* ASSIGNMENT:
In the data below, which lines hold "name"? Copy every one.

* THE RECORDS:
==================================================

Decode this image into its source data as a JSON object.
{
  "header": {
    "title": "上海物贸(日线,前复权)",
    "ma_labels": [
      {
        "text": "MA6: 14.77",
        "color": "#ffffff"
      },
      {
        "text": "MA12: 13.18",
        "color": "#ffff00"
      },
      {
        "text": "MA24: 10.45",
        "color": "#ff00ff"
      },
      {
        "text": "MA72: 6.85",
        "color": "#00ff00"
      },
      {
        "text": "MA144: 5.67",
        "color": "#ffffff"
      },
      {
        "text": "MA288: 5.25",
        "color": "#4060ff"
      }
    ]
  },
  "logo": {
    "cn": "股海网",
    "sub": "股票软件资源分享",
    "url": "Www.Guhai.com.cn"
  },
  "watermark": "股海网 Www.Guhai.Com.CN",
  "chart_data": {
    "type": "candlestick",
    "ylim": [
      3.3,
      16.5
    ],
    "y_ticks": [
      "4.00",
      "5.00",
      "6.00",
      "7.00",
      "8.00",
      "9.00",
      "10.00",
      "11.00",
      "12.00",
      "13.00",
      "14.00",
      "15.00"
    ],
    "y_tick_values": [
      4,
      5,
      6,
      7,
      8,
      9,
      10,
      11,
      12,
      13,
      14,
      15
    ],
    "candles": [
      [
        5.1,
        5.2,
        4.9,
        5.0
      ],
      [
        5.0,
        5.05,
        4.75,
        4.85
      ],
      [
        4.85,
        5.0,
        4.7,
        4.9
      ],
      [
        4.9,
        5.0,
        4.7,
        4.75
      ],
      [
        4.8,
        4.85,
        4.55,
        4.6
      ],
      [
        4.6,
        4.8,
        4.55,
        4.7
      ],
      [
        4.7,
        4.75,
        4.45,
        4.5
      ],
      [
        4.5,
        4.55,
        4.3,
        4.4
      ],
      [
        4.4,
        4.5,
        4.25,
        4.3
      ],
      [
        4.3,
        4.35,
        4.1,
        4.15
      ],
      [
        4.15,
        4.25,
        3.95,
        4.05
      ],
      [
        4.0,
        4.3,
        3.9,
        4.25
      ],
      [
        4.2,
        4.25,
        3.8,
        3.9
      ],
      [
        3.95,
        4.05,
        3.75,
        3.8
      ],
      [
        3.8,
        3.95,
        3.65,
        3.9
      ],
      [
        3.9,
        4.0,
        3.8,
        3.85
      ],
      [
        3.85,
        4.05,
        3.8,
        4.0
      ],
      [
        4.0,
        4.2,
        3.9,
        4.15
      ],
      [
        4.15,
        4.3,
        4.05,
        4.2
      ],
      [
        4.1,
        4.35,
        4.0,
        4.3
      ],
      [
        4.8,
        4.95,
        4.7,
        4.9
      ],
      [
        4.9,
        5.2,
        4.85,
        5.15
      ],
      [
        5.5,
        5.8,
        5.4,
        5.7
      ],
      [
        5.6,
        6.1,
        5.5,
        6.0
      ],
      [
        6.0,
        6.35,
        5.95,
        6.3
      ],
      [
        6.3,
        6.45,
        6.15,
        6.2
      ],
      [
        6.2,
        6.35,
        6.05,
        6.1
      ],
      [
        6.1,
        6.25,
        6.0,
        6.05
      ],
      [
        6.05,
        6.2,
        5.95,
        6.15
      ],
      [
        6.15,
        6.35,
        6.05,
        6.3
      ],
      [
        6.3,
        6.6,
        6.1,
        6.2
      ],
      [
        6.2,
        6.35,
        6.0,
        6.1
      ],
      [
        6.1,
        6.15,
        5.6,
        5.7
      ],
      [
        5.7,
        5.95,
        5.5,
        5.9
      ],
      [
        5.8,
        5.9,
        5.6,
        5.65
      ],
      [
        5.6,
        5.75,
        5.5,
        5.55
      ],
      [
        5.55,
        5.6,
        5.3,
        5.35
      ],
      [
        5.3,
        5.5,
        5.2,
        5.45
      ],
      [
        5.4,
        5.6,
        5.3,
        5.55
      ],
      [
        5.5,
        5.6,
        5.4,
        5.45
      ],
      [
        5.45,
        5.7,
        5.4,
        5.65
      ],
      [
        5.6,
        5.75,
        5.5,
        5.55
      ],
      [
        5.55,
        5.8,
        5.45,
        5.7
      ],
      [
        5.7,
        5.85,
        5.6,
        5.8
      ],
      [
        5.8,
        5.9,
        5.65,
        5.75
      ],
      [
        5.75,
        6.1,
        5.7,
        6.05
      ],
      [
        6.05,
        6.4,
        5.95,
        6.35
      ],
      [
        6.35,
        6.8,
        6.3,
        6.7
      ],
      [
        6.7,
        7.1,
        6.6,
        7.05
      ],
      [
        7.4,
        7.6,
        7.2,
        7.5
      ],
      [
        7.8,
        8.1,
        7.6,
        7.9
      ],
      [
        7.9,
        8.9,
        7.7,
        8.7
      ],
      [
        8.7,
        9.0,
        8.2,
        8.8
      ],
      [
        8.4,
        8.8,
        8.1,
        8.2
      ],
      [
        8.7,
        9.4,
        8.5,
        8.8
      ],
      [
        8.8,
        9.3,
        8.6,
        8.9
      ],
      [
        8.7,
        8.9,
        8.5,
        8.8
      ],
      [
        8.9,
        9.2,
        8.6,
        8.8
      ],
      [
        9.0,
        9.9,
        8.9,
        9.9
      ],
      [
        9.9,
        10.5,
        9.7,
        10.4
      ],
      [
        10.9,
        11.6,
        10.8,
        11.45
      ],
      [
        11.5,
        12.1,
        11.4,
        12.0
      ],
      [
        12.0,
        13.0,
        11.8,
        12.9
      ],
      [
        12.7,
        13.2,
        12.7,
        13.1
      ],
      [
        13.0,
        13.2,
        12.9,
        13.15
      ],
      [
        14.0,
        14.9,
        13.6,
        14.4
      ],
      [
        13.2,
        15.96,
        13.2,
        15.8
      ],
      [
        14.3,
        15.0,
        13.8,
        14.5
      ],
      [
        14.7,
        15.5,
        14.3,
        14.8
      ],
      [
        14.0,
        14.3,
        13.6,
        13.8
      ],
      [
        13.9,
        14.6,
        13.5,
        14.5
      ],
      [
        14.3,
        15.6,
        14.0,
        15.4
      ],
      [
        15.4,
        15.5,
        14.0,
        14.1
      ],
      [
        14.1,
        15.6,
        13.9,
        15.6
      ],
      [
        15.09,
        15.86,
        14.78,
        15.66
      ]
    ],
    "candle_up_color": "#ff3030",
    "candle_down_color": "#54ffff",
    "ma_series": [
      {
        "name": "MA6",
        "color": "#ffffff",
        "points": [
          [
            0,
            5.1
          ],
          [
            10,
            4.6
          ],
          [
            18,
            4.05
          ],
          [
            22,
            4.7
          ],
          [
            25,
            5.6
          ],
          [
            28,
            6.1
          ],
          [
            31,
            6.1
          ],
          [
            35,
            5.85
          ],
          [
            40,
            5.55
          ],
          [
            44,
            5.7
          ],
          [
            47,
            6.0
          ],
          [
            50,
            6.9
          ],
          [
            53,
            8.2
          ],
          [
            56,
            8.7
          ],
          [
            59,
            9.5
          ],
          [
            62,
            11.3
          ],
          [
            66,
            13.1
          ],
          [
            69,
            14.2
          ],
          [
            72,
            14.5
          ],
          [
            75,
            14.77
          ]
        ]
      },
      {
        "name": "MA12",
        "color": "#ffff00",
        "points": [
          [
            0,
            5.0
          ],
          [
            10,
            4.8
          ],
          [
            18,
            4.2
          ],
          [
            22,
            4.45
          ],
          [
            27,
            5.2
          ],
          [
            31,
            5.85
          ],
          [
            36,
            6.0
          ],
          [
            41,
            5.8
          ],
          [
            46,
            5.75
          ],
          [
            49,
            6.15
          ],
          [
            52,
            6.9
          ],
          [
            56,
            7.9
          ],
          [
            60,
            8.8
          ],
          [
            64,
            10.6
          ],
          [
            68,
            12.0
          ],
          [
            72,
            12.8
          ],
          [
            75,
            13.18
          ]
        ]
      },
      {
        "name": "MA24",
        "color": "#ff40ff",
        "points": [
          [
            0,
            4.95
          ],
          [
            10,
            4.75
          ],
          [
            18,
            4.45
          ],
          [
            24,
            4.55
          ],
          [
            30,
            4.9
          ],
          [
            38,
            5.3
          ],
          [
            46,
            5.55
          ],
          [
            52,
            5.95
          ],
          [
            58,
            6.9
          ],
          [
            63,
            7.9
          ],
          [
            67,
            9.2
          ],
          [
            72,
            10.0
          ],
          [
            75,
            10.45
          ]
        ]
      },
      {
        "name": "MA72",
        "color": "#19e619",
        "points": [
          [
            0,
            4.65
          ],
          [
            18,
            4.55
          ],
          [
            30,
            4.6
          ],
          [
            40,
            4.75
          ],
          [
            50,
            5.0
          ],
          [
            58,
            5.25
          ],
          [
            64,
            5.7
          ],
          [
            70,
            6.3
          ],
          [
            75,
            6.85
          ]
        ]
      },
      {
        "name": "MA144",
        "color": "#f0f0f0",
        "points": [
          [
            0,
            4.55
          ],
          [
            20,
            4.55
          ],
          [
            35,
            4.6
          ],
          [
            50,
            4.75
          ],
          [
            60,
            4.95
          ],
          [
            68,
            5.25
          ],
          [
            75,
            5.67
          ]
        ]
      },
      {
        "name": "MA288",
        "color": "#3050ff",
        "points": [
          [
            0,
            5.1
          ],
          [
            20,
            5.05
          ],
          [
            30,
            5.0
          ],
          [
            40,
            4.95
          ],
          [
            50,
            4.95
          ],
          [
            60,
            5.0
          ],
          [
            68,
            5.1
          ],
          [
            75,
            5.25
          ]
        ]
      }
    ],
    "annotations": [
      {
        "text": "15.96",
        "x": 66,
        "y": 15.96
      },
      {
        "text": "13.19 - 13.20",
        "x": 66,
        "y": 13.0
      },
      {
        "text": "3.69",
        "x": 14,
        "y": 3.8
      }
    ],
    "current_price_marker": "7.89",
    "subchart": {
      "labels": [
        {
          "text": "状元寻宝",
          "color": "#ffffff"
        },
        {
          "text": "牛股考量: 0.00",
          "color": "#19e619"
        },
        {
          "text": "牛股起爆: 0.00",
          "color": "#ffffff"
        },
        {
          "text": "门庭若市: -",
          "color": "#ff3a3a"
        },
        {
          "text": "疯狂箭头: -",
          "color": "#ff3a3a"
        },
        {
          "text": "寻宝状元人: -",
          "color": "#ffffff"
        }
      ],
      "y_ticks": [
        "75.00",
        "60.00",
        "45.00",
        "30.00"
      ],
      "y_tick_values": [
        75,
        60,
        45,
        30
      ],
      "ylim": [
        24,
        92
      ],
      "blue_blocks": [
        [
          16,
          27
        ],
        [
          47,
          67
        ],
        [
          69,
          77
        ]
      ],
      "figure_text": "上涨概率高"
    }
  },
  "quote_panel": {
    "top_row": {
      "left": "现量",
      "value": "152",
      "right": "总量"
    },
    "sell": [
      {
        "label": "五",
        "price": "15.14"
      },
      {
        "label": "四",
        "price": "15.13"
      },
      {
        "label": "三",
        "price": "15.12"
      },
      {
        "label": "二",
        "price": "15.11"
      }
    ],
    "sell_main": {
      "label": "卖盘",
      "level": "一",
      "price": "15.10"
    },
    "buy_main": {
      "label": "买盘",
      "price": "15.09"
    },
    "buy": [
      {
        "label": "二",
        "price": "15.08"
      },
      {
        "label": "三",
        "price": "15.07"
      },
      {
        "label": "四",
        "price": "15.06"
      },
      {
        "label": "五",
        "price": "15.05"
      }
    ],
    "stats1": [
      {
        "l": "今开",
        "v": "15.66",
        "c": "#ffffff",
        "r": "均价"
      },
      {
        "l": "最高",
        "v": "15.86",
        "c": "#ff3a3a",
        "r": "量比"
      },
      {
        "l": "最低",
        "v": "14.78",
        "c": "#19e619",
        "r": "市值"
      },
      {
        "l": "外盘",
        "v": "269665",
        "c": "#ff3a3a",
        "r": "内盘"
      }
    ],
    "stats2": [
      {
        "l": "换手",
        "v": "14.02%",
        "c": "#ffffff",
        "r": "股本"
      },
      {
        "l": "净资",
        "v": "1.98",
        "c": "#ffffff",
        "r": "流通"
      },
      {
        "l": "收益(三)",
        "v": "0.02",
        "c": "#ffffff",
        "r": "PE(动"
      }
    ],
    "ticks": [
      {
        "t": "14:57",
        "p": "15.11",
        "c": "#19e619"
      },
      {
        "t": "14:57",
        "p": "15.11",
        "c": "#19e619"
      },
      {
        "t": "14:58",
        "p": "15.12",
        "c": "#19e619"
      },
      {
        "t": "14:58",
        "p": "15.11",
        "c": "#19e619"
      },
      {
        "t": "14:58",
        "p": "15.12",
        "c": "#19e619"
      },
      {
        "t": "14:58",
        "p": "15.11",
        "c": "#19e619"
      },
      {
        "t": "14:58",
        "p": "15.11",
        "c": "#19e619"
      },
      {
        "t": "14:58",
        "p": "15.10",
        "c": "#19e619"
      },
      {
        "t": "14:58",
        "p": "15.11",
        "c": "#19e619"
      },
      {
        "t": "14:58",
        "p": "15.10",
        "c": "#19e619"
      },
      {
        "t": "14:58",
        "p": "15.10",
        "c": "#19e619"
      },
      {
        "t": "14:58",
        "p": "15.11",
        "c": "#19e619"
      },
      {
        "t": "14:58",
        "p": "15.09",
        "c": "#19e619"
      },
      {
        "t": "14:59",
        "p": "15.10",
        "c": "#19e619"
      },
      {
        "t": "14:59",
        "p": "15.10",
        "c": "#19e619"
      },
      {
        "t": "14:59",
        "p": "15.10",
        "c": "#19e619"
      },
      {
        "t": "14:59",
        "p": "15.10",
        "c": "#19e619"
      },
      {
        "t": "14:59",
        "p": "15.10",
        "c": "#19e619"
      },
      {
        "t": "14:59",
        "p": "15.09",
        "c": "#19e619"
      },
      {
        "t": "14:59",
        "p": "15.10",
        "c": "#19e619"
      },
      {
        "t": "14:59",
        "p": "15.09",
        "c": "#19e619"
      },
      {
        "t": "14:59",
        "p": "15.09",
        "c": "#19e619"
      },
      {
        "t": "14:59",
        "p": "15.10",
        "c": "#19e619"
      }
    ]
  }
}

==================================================

* EXERCISE OUTPUT:
        "name": "MA6",
        "name": "MA12",
        "name": "MA24",
        "name": "MA72",
        "name": "MA144",
        "name": "MA288",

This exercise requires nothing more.